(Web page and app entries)
┌────────
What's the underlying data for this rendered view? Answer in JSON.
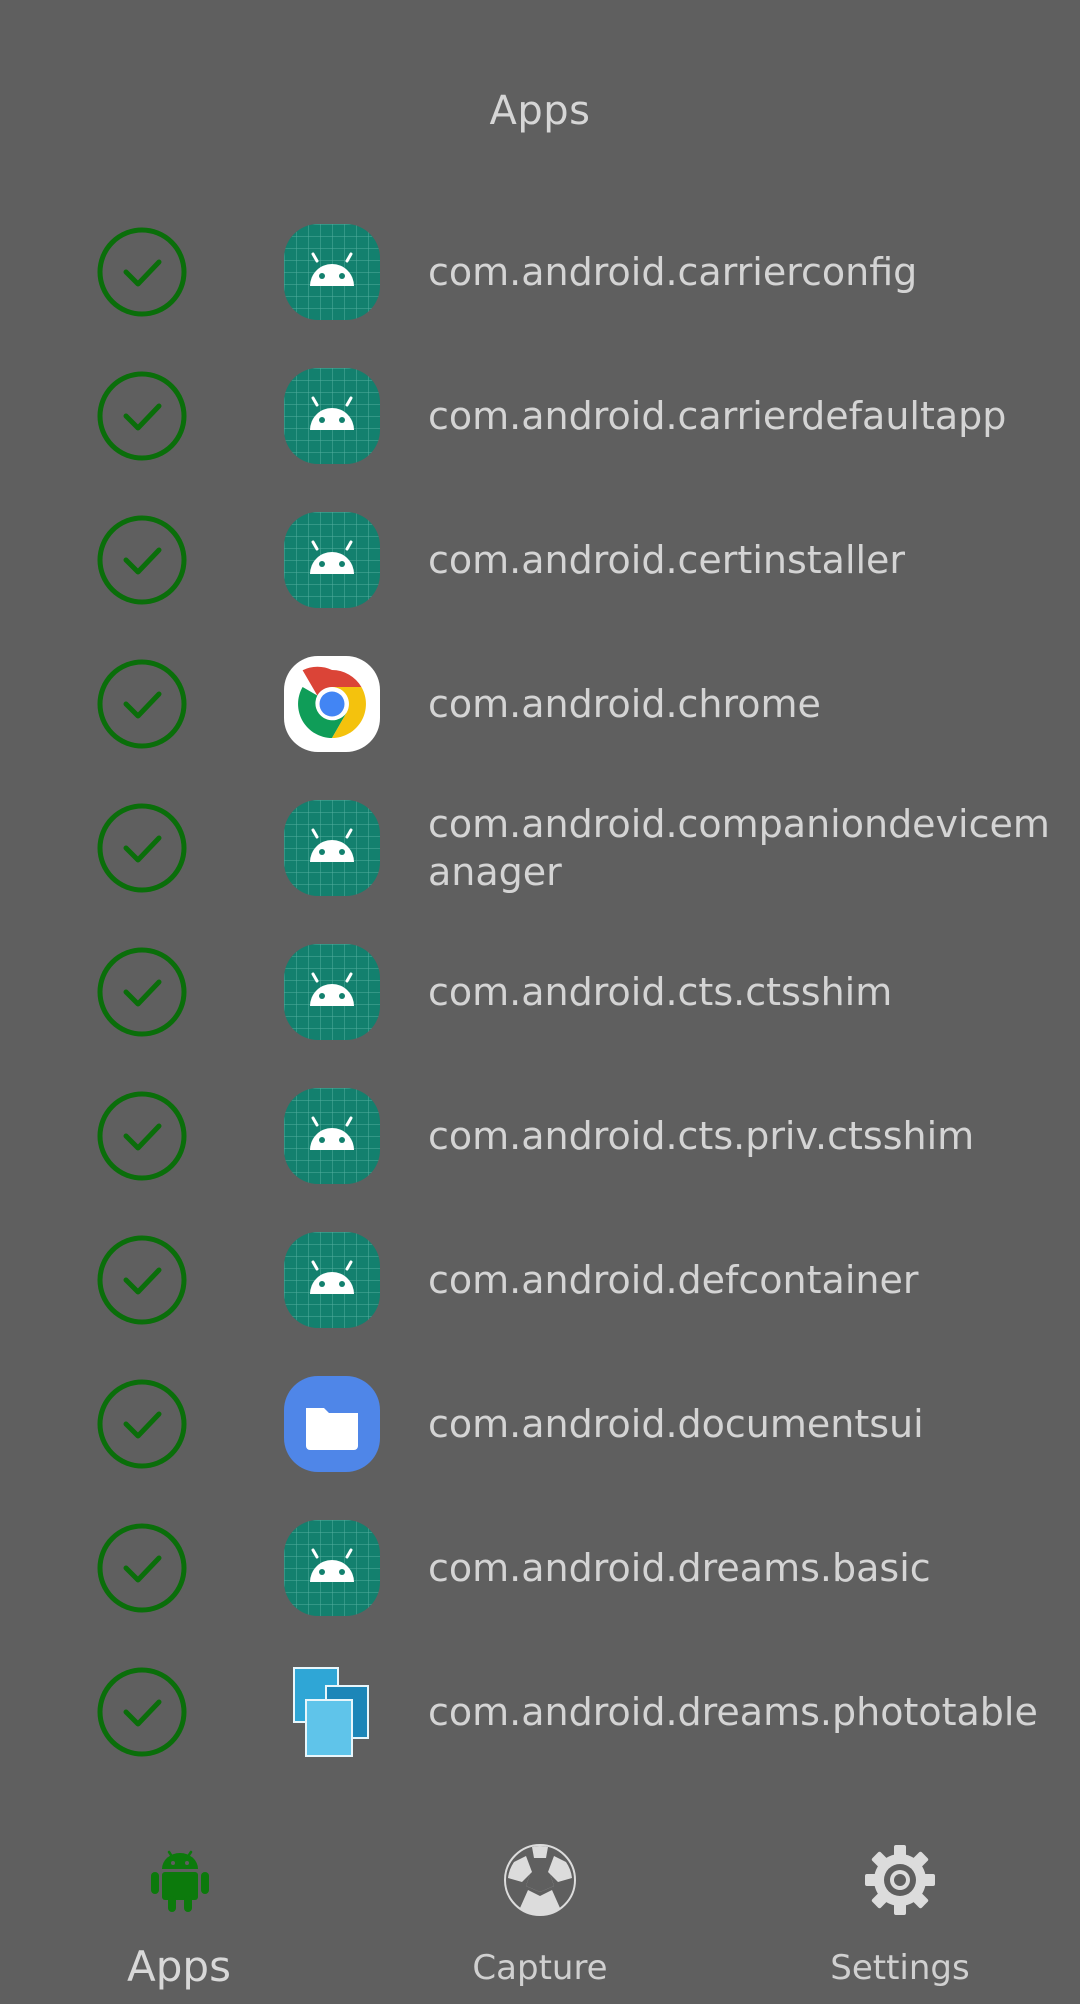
{
  "header": {
    "title": "Apps"
  },
  "apps": [
    {
      "name": "com.android.carrierconfig",
      "icon": "android-icon",
      "checked": true
    },
    {
      "name": "com.android.carrierdefaultapp",
      "icon": "android-icon",
      "checked": true
    },
    {
      "name": "com.android.certinstaller",
      "icon": "android-icon",
      "checked": true
    },
    {
      "name": "com.android.chrome",
      "icon": "chrome-icon",
      "checked": true
    },
    {
      "name": "com.android.companiondevicemanager",
      "icon": "android-icon",
      "checked": true
    },
    {
      "name": "com.android.cts.ctsshim",
      "icon": "android-icon",
      "checked": true
    },
    {
      "name": "com.android.cts.priv.ctsshim",
      "icon": "android-icon",
      "checked": true
    },
    {
      "name": "com.android.defcontainer",
      "icon": "android-icon",
      "checked": true
    },
    {
      "name": "com.android.documentsui",
      "icon": "files-folder-icon",
      "checked": true
    },
    {
      "name": "com.android.dreams.basic",
      "icon": "android-icon",
      "checked": true
    },
    {
      "name": "com.android.dreams.phototable",
      "icon": "photo-table-icon",
      "checked": true
    }
  ],
  "bottom_nav": {
    "items": [
      {
        "label": "Apps",
        "icon": "android-robot-icon",
        "active": true
      },
      {
        "label": "Capture",
        "icon": "capture-icon",
        "active": false
      },
      {
        "label": "Settings",
        "icon": "gear-icon",
        "active": false
      }
    ]
  },
  "colors": {
    "background": "#5f5f5f",
    "check_green": "#0a6e0a",
    "android_teal": "#13806e",
    "active_tab": "#0c7a0c",
    "text": "#d6d6d6"
  }
}
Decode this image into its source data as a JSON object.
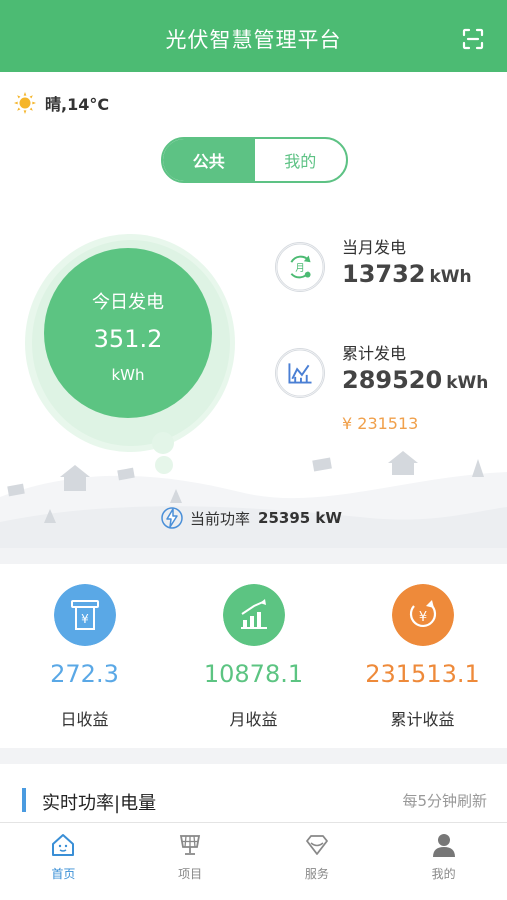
{
  "header": {
    "title": "光伏智慧管理平台",
    "scan_icon": "scan-icon"
  },
  "weather": {
    "icon": "sun-icon",
    "text": "晴,14°C"
  },
  "toggle": {
    "public_label": "公共",
    "mine_label": "我的",
    "active": "公共"
  },
  "today": {
    "label": "今日发电",
    "value": "351.2",
    "unit": "kWh"
  },
  "month_gen": {
    "icon": "calendar-month-icon",
    "label": "当月发电",
    "value": "13732",
    "unit": "kWh"
  },
  "total_gen": {
    "icon": "line-chart-icon",
    "label": "累计发电",
    "value": "289520",
    "unit": "kWh",
    "money": "¥ 231513"
  },
  "power": {
    "icon": "lightning-icon",
    "label": "当前功率",
    "value": "25395 kW"
  },
  "earnings": [
    {
      "icon": "atm-yen-icon",
      "value": "272.3",
      "label": "日收益",
      "color": "#5aa8e6"
    },
    {
      "icon": "bar-chart-up-icon",
      "value": "10878.1",
      "label": "月收益",
      "color": "#5cc482"
    },
    {
      "icon": "coin-cycle-icon",
      "value": "231513.1",
      "label": "累计收益",
      "color": "#ee8a3a"
    }
  ],
  "realtime": {
    "title": "实时功率|电量",
    "note": "每5分钟刷新"
  },
  "nav": [
    {
      "icon": "home-icon",
      "label": "首页",
      "active": true
    },
    {
      "icon": "solar-panel-icon",
      "label": "项目",
      "active": false
    },
    {
      "icon": "diamond-icon",
      "label": "服务",
      "active": false
    },
    {
      "icon": "user-icon",
      "label": "我的",
      "active": false
    }
  ],
  "colors": {
    "brand": "#4cbb73",
    "accent_green": "#5cc482",
    "blue": "#5aa8e6",
    "orange": "#ee8a3a",
    "money": "#f0a04b"
  }
}
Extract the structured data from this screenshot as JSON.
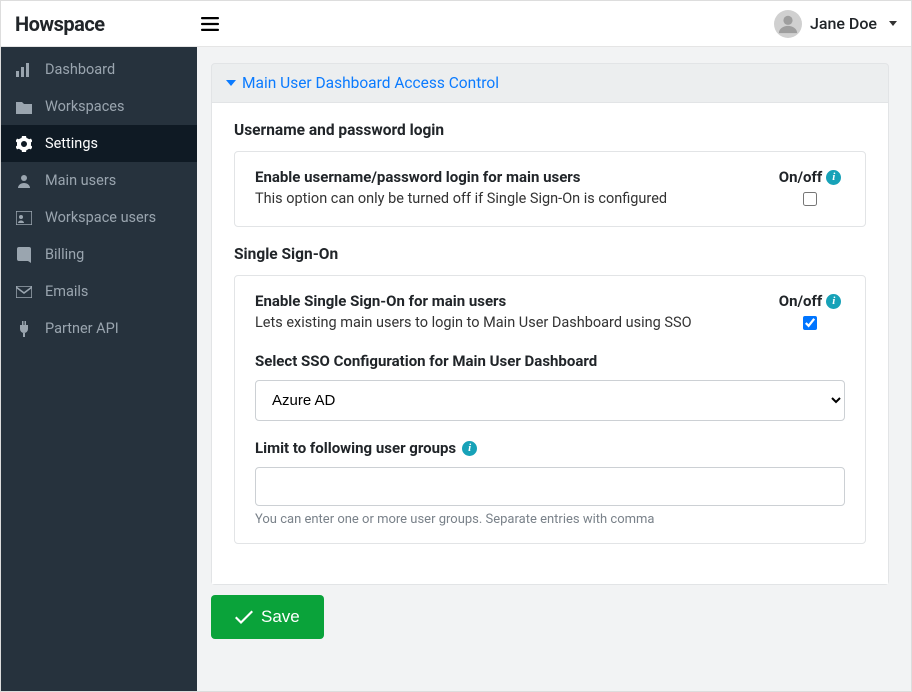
{
  "header": {
    "logo_text": "Howspace",
    "user_name": "Jane Doe"
  },
  "sidebar": {
    "items": [
      {
        "label": "Dashboard",
        "icon": "chart-icon",
        "active": false
      },
      {
        "label": "Workspaces",
        "icon": "folder-icon",
        "active": false
      },
      {
        "label": "Settings",
        "icon": "gear-icon",
        "active": true
      },
      {
        "label": "Main users",
        "icon": "user-icon",
        "active": false
      },
      {
        "label": "Workspace users",
        "icon": "user-card-icon",
        "active": false
      },
      {
        "label": "Billing",
        "icon": "book-icon",
        "active": false
      },
      {
        "label": "Emails",
        "icon": "envelope-icon",
        "active": false
      },
      {
        "label": "Partner API",
        "icon": "plug-icon",
        "active": false
      }
    ]
  },
  "panel": {
    "title": "Main User Dashboard Access Control",
    "section_userpass": {
      "heading": "Username and password login",
      "enable_label": "Enable username/password login for main users",
      "enable_desc": "This option can only be turned off if Single Sign-On is configured",
      "onoff_label": "On/off",
      "checked": false
    },
    "section_sso": {
      "heading": "Single Sign-On",
      "enable_label": "Enable Single Sign-On for main users",
      "enable_desc": "Lets existing main users to login to Main User Dashboard using SSO",
      "onoff_label": "On/off",
      "checked": true,
      "select_label": "Select SSO Configuration for Main User Dashboard",
      "select_value": "Azure AD",
      "select_options": [
        "Azure AD"
      ],
      "groups_label": "Limit to following user groups",
      "groups_value": "",
      "groups_hint": "You can enter one or more user groups. Separate entries with comma"
    },
    "save_label": "Save"
  }
}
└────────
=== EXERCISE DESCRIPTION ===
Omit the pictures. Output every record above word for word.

=== EXPECTED ANSWER ===
What's the underlying data for this rendered view? Answer in JSON.
{
  "header": {
    "title": "Apps"
  },
  "apps": [
    {
      "name": "com.android.carrierconfig",
      "icon": "android-icon",
      "checked": true
    },
    {
      "name": "com.android.carrierdefaultapp",
      "icon": "android-icon",
      "checked": true
    },
    {
      "name": "com.android.certinstaller",
      "icon": "android-icon",
      "checked": true
    },
    {
      "name": "com.android.chrome",
      "icon": "chrome-icon",
      "checked": true
    },
    {
      "name": "com.android.companiondevicemanager",
      "icon": "android-icon",
      "checked": true
    },
    {
      "name": "com.android.cts.ctsshim",
      "icon": "android-icon",
      "checked": true
    },
    {
      "name": "com.android.cts.priv.ctsshim",
      "icon": "android-icon",
      "checked": true
    },
    {
      "name": "com.android.defcontainer",
      "icon": "android-icon",
      "checked": true
    },
    {
      "name": "com.android.documentsui",
      "icon": "files-folder-icon",
      "checked": true
    },
    {
      "name": "com.android.dreams.basic",
      "icon": "android-icon",
      "checked": true
    },
    {
      "name": "com.android.dreams.phototable",
      "icon": "photo-table-icon",
      "checked": true
    }
  ],
  "bottom_nav": {
    "items": [
      {
        "label": "Apps",
        "icon": "android-robot-icon",
        "active": true
      },
      {
        "label": "Capture",
        "icon": "capture-icon",
        "active": false
      },
      {
        "label": "Settings",
        "icon": "gear-icon",
        "active": false
      }
    ]
  },
  "colors": {
    "background": "#5f5f5f",
    "check_green": "#0a6e0a",
    "android_teal": "#13806e",
    "active_tab": "#0c7a0c",
    "text": "#d6d6d6"
  }
}
Decode this image into its source data as a JSON object.
{
  "header": {
    "title": "光伏智慧管理平台",
    "scan_icon": "scan-icon"
  },
  "weather": {
    "icon": "sun-icon",
    "text": "晴,14°C"
  },
  "toggle": {
    "public_label": "公共",
    "mine_label": "我的",
    "active": "公共"
  },
  "today": {
    "label": "今日发电",
    "value": "351.2",
    "unit": "kWh"
  },
  "month_gen": {
    "icon": "calendar-month-icon",
    "label": "当月发电",
    "value": "13732",
    "unit": "kWh"
  },
  "total_gen": {
    "icon": "line-chart-icon",
    "label": "累计发电",
    "value": "289520",
    "unit": "kWh",
    "money": "¥ 231513"
  },
  "power": {
    "icon": "lightning-icon",
    "label": "当前功率",
    "value": "25395 kW"
  },
  "earnings": [
    {
      "icon": "atm-yen-icon",
      "value": "272.3",
      "label": "日收益",
      "color": "#5aa8e6"
    },
    {
      "icon": "bar-chart-up-icon",
      "value": "10878.1",
      "label": "月收益",
      "color": "#5cc482"
    },
    {
      "icon": "coin-cycle-icon",
      "value": "231513.1",
      "label": "累计收益",
      "color": "#ee8a3a"
    }
  ],
  "realtime": {
    "title": "实时功率|电量",
    "note": "每5分钟刷新"
  },
  "nav": [
    {
      "icon": "home-icon",
      "label": "首页",
      "active": true
    },
    {
      "icon": "solar-panel-icon",
      "label": "项目",
      "active": false
    },
    {
      "icon": "diamond-icon",
      "label": "服务",
      "active": false
    },
    {
      "icon": "user-icon",
      "label": "我的",
      "active": false
    }
  ],
  "colors": {
    "brand": "#4cbb73",
    "accent_green": "#5cc482",
    "blue": "#5aa8e6",
    "orange": "#ee8a3a",
    "money": "#f0a04b"
  }
}
Extract the structured data from this screenshot as JSON.
{
  "header": {
    "logo_text": "Howspace",
    "user_name": "Jane Doe"
  },
  "sidebar": {
    "items": [
      {
        "label": "Dashboard",
        "icon": "chart-icon",
        "active": false
      },
      {
        "label": "Workspaces",
        "icon": "folder-icon",
        "active": false
      },
      {
        "label": "Settings",
        "icon": "gear-icon",
        "active": true
      },
      {
        "label": "Main users",
        "icon": "user-icon",
        "active": false
      },
      {
        "label": "Workspace users",
        "icon": "user-card-icon",
        "active": false
      },
      {
        "label": "Billing",
        "icon": "book-icon",
        "active": false
      },
      {
        "label": "Emails",
        "icon": "envelope-icon",
        "active": false
      },
      {
        "label": "Partner API",
        "icon": "plug-icon",
        "active": false
      }
    ]
  },
  "panel": {
    "title": "Main User Dashboard Access Control",
    "section_userpass": {
      "heading": "Username and password login",
      "enable_label": "Enable username/password login for main users",
      "enable_desc": "This option can only be turned off if Single Sign-On is configured",
      "onoff_label": "On/off",
      "checked": false
    },
    "section_sso": {
      "heading": "Single Sign-On",
      "enable_label": "Enable Single Sign-On for main users",
      "enable_desc": "Lets existing main users to login to Main User Dashboard using SSO",
      "onoff_label": "On/off",
      "checked": true,
      "select_label": "Select SSO Configuration for Main User Dashboard",
      "select_value": "Azure AD",
      "select_options": [
        "Azure AD"
      ],
      "groups_label": "Limit to following user groups",
      "groups_value": "",
      "groups_hint": "You can enter one or more user groups. Separate entries with comma"
    },
    "save_label": "Save"
  }
}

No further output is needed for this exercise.